Two Muslim tourists were arrested for breaking an ancient ban imposed by the Roman Catholic Church.
While taking a tour of the historic building – which became a cathedral in the 13th century – six Muslims controversially knelt down to pray.
Security guards “invited them to continue with their tour or leave the building”, but when they refused, a scuffle broke out seriously injuring two security guards.
One of the men, part of a tour of 118 Austrian Muslims, pulled out a knife.
The group of six appeared before a Cordoba judge after being charged with disturbing public order.
Catholic authorities condemned the incident: “They provoked in an organised fashion a deplorable episode of violence.”
Alexander Osman, spokesman for the the Association of Young Austrian Muslims, said: “We would like to sincerely apologise to the Christian authorities for what happened.”
Muslim organisations have long campaigned for the right to pray in what was once one of the biggest mosques in the world.
But the Bishop of Cordoba recently reinforced a ban on Muslims praying in any part of the 24,000 square-metre building.

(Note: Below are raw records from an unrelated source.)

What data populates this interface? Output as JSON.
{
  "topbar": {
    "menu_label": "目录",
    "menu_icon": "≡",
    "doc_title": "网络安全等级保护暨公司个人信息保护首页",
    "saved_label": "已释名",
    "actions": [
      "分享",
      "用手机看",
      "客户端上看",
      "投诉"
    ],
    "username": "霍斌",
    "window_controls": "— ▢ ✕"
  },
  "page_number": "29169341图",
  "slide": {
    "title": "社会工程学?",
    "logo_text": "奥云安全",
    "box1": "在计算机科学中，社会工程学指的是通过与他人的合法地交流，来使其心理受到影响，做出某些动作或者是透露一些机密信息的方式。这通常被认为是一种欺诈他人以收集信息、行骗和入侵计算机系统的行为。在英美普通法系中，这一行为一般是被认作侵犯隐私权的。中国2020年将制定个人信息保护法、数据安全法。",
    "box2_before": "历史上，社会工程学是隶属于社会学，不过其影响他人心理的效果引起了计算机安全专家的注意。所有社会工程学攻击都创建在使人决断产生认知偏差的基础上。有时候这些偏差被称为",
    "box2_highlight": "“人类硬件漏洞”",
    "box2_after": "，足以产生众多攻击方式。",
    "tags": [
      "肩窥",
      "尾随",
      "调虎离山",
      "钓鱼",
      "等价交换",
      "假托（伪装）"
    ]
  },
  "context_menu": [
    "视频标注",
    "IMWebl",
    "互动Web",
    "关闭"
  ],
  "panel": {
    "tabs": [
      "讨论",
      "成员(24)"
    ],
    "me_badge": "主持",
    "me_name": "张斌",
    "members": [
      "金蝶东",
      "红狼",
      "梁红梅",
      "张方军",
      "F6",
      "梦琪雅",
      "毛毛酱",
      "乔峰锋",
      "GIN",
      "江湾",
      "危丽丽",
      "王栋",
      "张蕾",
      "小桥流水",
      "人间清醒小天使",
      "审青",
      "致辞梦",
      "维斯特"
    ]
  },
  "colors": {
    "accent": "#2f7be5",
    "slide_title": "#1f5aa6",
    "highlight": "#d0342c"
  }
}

The Great Mosque of Cordoba was captured by King Ferdinand III in 1236 after he reclaimed the city from the Moors.